• AIM OF THE TASK:
Find every line in the listing below that includes the word "JSON", then give only how many there are.

==*==

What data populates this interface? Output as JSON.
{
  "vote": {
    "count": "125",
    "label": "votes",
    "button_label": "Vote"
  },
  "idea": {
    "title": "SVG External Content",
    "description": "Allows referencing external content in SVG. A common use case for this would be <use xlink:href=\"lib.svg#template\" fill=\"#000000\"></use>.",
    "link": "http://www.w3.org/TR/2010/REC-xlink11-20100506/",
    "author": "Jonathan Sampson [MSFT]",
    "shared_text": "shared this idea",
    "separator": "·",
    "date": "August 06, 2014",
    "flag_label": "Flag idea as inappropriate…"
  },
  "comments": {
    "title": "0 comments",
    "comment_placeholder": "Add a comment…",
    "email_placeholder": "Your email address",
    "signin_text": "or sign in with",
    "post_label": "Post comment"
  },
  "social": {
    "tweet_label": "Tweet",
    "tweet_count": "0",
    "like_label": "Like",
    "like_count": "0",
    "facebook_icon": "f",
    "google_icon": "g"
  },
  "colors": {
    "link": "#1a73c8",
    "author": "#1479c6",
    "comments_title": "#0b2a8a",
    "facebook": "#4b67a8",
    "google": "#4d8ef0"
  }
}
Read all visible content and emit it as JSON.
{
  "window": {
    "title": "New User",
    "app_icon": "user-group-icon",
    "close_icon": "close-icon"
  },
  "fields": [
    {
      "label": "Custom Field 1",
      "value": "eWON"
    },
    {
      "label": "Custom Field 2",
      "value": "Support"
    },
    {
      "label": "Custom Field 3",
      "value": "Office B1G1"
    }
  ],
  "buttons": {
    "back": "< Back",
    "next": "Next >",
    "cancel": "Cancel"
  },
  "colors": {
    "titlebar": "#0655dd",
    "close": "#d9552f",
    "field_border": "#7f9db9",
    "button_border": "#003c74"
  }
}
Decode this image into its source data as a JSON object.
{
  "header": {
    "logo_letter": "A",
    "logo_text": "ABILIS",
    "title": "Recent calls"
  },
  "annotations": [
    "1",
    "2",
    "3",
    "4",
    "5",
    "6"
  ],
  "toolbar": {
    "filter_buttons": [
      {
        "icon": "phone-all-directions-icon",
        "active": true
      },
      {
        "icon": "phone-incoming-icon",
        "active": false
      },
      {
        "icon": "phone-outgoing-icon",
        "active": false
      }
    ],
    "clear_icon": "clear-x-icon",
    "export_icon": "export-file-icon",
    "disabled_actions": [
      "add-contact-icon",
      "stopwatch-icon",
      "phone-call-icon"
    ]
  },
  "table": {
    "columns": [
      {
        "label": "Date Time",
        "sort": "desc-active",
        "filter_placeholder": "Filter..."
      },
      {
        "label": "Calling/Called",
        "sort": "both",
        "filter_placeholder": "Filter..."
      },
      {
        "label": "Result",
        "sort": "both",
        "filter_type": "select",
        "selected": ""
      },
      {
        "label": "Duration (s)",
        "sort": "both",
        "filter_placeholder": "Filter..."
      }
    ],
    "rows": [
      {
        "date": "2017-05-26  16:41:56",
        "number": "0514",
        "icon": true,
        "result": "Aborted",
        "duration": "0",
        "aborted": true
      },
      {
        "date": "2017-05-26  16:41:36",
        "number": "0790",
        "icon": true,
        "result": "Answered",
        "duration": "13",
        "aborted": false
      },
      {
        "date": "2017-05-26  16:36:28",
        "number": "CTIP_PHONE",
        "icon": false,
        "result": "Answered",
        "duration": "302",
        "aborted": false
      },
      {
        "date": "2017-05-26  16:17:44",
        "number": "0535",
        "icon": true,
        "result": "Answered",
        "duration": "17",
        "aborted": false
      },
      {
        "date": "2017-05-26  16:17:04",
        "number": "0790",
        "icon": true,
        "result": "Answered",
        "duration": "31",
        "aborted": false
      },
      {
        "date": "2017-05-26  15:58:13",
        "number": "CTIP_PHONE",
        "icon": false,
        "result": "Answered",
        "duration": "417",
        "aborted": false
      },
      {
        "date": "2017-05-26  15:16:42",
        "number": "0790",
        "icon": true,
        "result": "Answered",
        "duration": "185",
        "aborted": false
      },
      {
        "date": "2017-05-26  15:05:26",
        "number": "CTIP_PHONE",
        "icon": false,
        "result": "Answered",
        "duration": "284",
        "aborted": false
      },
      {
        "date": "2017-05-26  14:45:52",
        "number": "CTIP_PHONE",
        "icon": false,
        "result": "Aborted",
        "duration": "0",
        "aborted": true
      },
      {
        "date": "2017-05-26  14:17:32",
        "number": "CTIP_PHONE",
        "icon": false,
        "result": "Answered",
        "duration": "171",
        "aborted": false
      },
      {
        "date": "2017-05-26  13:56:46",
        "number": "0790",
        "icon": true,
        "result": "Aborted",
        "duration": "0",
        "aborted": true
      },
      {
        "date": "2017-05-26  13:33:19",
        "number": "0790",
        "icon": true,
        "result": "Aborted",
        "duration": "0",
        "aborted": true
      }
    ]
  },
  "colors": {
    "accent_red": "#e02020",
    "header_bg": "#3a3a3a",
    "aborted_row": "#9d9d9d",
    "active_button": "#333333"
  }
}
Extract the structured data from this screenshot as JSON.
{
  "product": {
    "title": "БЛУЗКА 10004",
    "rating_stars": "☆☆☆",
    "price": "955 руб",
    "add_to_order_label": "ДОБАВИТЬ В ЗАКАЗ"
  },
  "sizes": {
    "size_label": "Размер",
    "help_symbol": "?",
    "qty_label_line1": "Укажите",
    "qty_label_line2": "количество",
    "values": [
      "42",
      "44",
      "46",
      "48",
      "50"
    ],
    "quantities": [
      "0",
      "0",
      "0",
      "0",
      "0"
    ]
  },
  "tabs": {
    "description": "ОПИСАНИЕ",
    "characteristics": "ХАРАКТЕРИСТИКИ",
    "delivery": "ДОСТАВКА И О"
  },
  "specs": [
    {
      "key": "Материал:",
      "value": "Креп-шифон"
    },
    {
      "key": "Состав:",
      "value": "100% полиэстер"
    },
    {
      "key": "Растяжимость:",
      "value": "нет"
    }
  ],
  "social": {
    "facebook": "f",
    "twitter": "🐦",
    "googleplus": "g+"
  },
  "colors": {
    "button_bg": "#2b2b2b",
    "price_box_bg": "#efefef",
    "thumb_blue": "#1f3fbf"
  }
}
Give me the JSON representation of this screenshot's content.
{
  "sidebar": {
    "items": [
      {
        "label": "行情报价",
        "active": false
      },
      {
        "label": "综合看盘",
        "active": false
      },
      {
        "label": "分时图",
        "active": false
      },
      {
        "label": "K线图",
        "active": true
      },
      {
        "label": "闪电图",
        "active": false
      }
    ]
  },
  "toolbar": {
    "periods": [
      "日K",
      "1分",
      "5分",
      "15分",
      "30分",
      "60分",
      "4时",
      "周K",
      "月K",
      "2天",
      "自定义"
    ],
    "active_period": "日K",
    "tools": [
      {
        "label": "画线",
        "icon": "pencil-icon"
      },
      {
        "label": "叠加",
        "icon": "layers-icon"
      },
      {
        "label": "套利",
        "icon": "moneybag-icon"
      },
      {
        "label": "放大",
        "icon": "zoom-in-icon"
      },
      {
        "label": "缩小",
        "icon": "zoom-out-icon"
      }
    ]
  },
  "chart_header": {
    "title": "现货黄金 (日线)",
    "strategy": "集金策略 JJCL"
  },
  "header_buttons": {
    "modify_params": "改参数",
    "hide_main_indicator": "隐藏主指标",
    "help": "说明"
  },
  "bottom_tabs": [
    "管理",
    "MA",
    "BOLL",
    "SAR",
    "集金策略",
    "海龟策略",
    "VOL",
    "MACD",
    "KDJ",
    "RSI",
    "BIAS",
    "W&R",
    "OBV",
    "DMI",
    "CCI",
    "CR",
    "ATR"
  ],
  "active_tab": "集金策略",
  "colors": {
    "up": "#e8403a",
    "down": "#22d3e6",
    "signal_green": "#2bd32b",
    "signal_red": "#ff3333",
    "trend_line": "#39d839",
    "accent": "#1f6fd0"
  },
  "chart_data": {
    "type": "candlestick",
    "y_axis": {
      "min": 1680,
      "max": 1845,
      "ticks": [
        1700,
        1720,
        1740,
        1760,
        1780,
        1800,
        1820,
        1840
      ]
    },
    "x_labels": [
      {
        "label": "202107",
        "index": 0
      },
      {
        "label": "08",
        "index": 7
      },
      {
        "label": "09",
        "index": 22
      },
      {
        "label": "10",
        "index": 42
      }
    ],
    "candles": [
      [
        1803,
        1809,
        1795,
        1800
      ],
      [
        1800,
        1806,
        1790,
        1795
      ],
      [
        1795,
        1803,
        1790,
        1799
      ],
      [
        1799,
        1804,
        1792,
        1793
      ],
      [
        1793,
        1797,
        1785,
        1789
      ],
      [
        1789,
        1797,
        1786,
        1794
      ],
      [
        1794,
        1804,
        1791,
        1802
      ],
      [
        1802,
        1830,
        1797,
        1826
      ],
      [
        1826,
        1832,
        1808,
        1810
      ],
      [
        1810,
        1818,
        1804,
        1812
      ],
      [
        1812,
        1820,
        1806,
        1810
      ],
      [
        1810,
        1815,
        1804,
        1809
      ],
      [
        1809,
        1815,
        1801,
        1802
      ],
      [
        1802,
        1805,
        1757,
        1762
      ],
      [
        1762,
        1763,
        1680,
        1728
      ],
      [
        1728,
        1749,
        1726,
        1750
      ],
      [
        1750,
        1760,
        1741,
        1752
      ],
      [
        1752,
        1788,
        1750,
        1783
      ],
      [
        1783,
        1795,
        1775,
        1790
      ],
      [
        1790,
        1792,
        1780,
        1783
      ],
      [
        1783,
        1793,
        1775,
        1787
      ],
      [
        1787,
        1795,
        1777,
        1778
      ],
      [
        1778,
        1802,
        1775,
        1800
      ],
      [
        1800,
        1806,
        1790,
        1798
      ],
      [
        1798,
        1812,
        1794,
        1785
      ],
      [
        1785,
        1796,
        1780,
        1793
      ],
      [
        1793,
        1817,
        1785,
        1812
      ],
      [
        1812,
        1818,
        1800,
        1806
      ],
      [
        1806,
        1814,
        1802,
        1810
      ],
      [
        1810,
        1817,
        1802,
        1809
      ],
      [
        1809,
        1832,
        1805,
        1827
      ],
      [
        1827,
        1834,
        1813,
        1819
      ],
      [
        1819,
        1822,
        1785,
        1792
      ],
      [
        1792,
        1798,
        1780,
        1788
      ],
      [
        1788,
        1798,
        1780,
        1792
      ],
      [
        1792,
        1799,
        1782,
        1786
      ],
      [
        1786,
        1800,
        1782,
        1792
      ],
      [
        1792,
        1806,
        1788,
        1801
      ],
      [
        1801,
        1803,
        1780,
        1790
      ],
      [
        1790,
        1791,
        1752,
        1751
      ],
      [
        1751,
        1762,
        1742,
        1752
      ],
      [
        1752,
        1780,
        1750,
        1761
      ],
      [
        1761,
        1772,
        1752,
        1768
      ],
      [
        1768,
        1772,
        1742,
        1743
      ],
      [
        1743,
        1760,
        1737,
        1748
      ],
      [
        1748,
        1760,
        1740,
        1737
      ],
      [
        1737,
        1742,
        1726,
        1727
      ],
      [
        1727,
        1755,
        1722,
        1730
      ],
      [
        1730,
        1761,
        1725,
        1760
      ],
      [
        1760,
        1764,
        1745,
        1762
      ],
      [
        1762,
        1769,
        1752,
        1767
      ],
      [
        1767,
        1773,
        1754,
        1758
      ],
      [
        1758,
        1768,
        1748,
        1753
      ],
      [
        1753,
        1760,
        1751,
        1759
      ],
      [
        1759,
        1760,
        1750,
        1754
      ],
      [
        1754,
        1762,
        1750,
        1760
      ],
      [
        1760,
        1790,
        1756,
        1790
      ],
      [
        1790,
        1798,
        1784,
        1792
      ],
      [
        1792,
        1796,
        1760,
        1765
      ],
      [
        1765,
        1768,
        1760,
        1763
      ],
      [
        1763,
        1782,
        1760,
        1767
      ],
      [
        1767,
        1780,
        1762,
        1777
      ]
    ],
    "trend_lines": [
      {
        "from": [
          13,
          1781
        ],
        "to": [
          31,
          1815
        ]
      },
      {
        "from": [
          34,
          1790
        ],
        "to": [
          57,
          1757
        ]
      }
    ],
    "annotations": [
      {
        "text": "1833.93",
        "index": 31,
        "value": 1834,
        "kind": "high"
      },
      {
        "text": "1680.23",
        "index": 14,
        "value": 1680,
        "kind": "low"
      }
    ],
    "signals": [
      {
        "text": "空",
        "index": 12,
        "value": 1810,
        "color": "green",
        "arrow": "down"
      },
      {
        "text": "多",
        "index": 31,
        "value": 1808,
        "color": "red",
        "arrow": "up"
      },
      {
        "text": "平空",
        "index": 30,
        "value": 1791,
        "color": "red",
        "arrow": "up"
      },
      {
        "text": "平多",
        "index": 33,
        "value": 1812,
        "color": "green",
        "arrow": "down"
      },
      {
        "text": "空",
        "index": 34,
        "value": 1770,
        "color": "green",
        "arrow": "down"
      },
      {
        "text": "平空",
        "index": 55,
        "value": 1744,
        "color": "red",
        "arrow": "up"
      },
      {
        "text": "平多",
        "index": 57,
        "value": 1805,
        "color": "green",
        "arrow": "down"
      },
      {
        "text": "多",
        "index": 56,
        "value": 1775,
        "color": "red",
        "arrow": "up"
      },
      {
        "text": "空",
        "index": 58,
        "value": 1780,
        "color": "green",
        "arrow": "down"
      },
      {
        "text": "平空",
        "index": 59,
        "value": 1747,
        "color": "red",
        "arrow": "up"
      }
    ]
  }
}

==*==

• WRITTEN RESPONSE:
5